Already on the rise, the buzz around Texas Governor Rick Perry's presidential aspirations is about to get very loud in the wake of Newt Gingrich's campaign collapse.
Two of Perry's closest aides, Rob Johnson and Dave Carney, were among the wave of staffers to resign
from Gingrich's campaign. Their participation in a potential rivals' camp was often cited by observers as a sign Perry may not be running for president in 2012.
Minutes after news of their departure, CBS reported that Perry was "serious"
about a White House bid, per sources close to the governor. Earlier that same day, the Wall Street Journal
ran a piece quoting unnamed confidants suggesting Perry was looking closely at joining the race.
After well over a year of strong denials that he was interested in a run, Perry told reporters in May that he was considering a bid
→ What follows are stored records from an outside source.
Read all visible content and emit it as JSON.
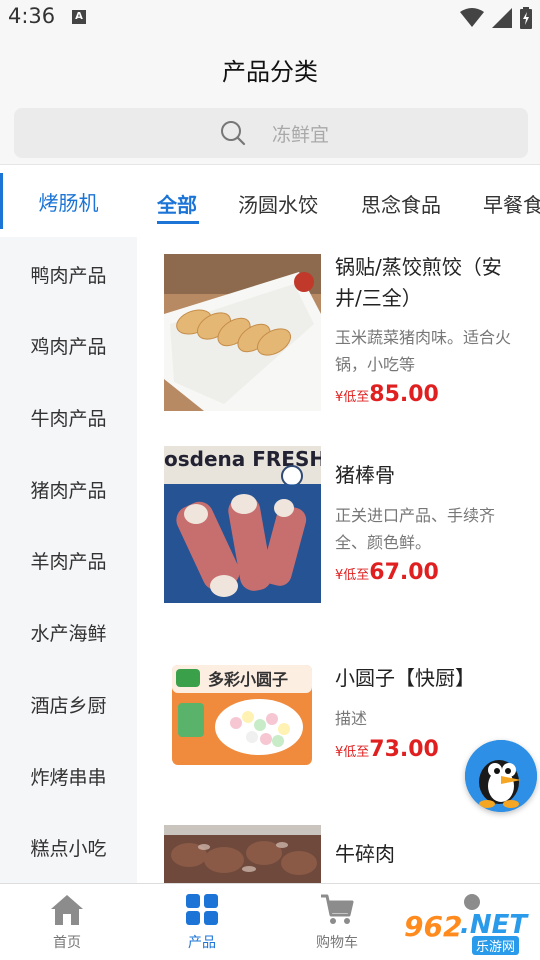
{
  "status_bar": {
    "time": "4:36"
  },
  "header": {
    "title": "产品分类"
  },
  "search": {
    "placeholder": "冻鲜宜"
  },
  "left_category": {
    "label": "烤肠机"
  },
  "tabs": [
    {
      "label": "全部",
      "active": true
    },
    {
      "label": "汤圆水饺"
    },
    {
      "label": "思念食品"
    },
    {
      "label": "早餐食"
    }
  ],
  "sidebar": {
    "items": [
      {
        "label": "鸭肉产品"
      },
      {
        "label": "鸡肉产品"
      },
      {
        "label": "牛肉产品"
      },
      {
        "label": "猪肉产品"
      },
      {
        "label": "羊肉产品"
      },
      {
        "label": "水产海鲜"
      },
      {
        "label": "酒店乡厨"
      },
      {
        "label": "炸烤串串"
      },
      {
        "label": "糕点小吃"
      }
    ]
  },
  "products": [
    {
      "name": "锅贴/蒸饺煎饺（安井/三全）",
      "desc": "玉米蔬菜猪肉味。适合火锅，小吃等",
      "price_prefix": "¥低至",
      "price": "85.00"
    },
    {
      "name": "猪棒骨",
      "desc": "正关进口产品、手续齐全、颜色鲜。",
      "price_prefix": "¥低至",
      "price": "67.00",
      "package_text": "osdena FRESH MEATS"
    },
    {
      "name": "小圆子【快厨】",
      "desc": "描述",
      "price_prefix": "¥低至",
      "price": "73.00",
      "package_text": "多彩小圆子"
    },
    {
      "name": "牛碎肉"
    }
  ],
  "bottom_nav": [
    {
      "label": "首页"
    },
    {
      "label": "产品",
      "active": true
    },
    {
      "label": "购物车"
    },
    {
      "label": ""
    }
  ],
  "watermark": {
    "main": "962",
    "tld": ".NET",
    "sub": "乐游网"
  },
  "colors": {
    "accent": "#1b74d6",
    "price": "#e02020",
    "sidebar_bg": "#f5f6f8",
    "header_bg": "#f7f7f7"
  }
}
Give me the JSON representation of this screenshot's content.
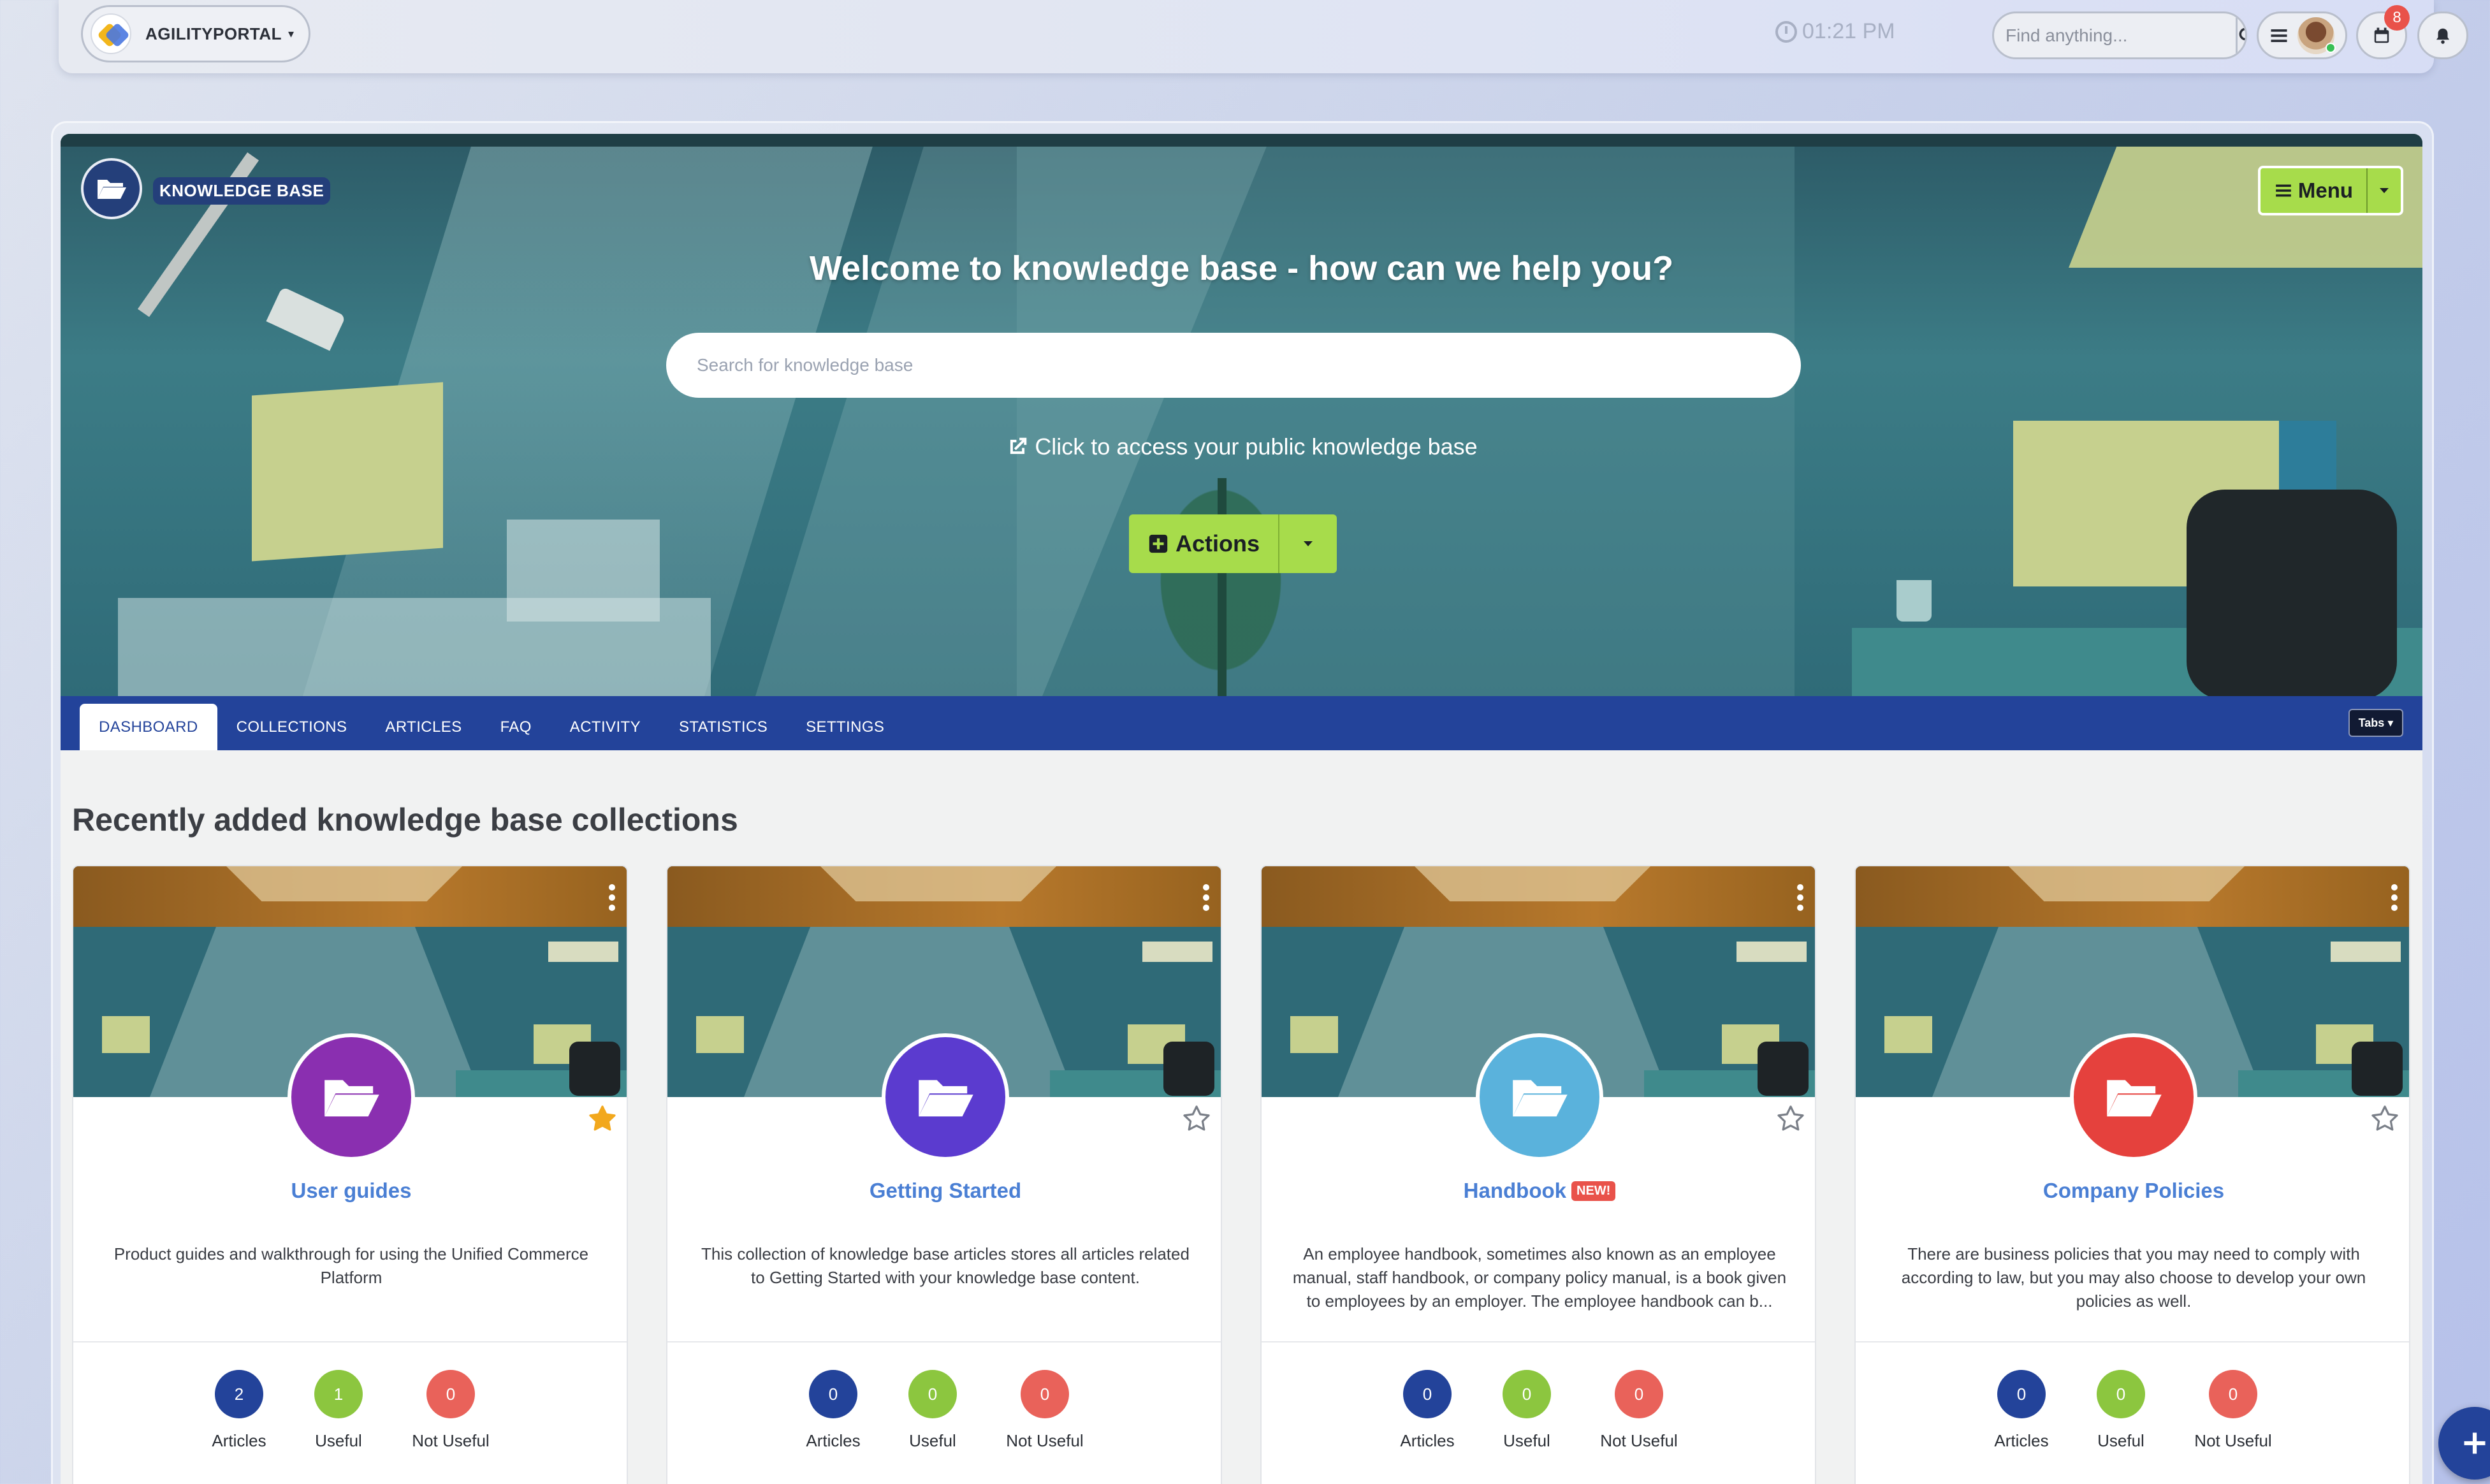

and would make his final decision once the state legislature had finished its session. He'd instantly be considered a top-tier candidate given his resume as a long-serving governor, his popularity with conservatives, and the lack of a credible Southern candidate in the field.